Charleston was a dream. We stayed in a delightful VRBO spot (linked below) right downtown on North Market Street across from the famous Charleston Market. (Fun fact: it was an apartment directly above the Ben & Jerry's!) If I summed up our few days there it would be this: walk, walk, eat, walk, walk, eat, read, walk, eat, sleep. Repeat three days. Charleston's the perfect walkaround town--every street is charming and there are so many cafes, museums, shops to pop into when the mood strikes. 

On Sunday (at our friendly waiter's suggestion) we drove over to Sullivans Island--historic for both Fort Moultrie, which guarded the harbor from 1776-1945 in the Revolution, Civil, and World Wars. It was also, soberingly, the site of slavery's version of Ellis Island.  According to National Parks Traveler "About 40 percent of African-Americans alive today can trace their ancestral roots to West Africa through the Sullivan’s Island/Charleston gateway. This is, oddly enough, about the same percentage of white Americans whose ancestors were processed through Ellis Island."  
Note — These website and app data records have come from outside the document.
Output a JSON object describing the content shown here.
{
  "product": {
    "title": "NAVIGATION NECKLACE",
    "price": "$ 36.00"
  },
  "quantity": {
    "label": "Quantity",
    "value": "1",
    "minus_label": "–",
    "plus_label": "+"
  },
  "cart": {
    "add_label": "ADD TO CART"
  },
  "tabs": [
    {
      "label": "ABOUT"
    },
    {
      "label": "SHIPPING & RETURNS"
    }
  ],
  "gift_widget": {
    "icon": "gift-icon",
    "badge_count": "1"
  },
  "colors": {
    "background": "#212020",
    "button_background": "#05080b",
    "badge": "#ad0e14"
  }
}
After taking in the history of Fort Moultrie we walked along the Sullivan Island beach and spent the afternoon sitting in the warm sun, talking and enjoying the ocean breeze and view. Two dolphins came close to the shore and cavorted for a good 20 minutes or so in front of us. We decided it was an anniversary blessing from them--hey isn't 28 years the dolphin anniversary?
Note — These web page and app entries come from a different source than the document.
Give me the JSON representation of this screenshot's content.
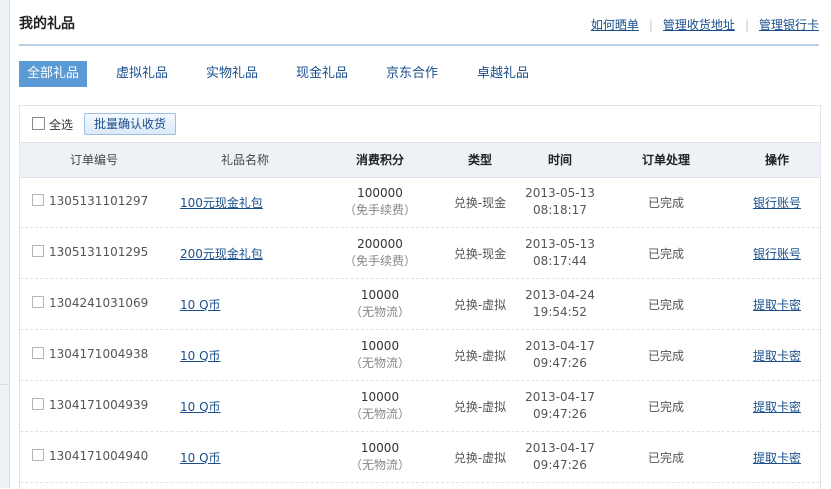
{
  "header": {
    "title": "我的礼品",
    "links": [
      "如何晒单",
      "管理收货地址",
      "管理银行卡"
    ]
  },
  "tabs": [
    "全部礼品",
    "虚拟礼品",
    "实物礼品",
    "现金礼品",
    "京东合作",
    "卓越礼品"
  ],
  "toolbar": {
    "select_all_label": "全选",
    "batch_confirm_label": "批量确认收货"
  },
  "table": {
    "columns": [
      "订单编号",
      "礼品名称",
      "消费积分",
      "类型",
      "时间",
      "订单处理",
      "操作"
    ],
    "rows": [
      {
        "order_no": "1305131101297",
        "gift": "100元现金礼包",
        "points": "100000",
        "note": "（免手续费）",
        "type": "兑换-现金",
        "date": "2013-05-13",
        "time": "08:18:17",
        "status": "已完成",
        "action": "银行账号"
      },
      {
        "order_no": "1305131101295",
        "gift": "200元现金礼包",
        "points": "200000",
        "note": "（免手续费）",
        "type": "兑换-现金",
        "date": "2013-05-13",
        "time": "08:17:44",
        "status": "已完成",
        "action": "银行账号"
      },
      {
        "order_no": "1304241031069",
        "gift": "10 Q币",
        "points": "10000",
        "note": "（无物流）",
        "type": "兑换-虚拟",
        "date": "2013-04-24",
        "time": "19:54:52",
        "status": "已完成",
        "action": "提取卡密"
      },
      {
        "order_no": "1304171004938",
        "gift": "10 Q币",
        "points": "10000",
        "note": "（无物流）",
        "type": "兑换-虚拟",
        "date": "2013-04-17",
        "time": "09:47:26",
        "status": "已完成",
        "action": "提取卡密"
      },
      {
        "order_no": "1304171004939",
        "gift": "10 Q币",
        "points": "10000",
        "note": "（无物流）",
        "type": "兑换-虚拟",
        "date": "2013-04-17",
        "time": "09:47:26",
        "status": "已完成",
        "action": "提取卡密"
      },
      {
        "order_no": "1304171004940",
        "gift": "10 Q币",
        "points": "10000",
        "note": "（无物流）",
        "type": "兑换-虚拟",
        "date": "2013-04-17",
        "time": "09:47:26",
        "status": "已完成",
        "action": "提取卡密"
      }
    ]
  },
  "colors": {
    "accent": "#5b9bd5",
    "link": "#1a4f8b",
    "header_bg": "#eef2f7"
  }
}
Stay:

  • We loved the location and amenities in our VRBO rental apartment. (And the sheets were to die for!) Terri and Carl were welcoming and fantastic to work with. Honestly there are many great listings through VRBO and small boutique hotels that looked divine, too. The main suggestion we would make is that you book something near all the charm of Old Charleston: French Quarter, South of Broad, neighborhoods near Meeting Street and Market Streets.

Eat:

  • Magnolias: the book of Pat Conroy essays I was reading mentioned that Magnolias was his favorite Charleston restaurant. The guest book in our apartment also raved about it so we booked a reservation (even though the only one we could get was at 4:45!). It definitely lived up to its reputation: exceptionally delicious Southern fare and great service. We caved in to the swan song of the pecan pie to cap off the meal and did not regret it a bit.
  • Henriettas at the Dewberry; we had our official "anniversary dinner" here and it was very good. 
  • 1 Broad: we went here twice! Really great breakfast fare and bakery items. Plus live music.
  • Another Broken Egg Cafe: Good, filling Southern breakfast. I had the lobster omelet, G had shrimp and grits. Both were rich and satisfying--and we didn't want to eat again for 8 hours!

See/Do: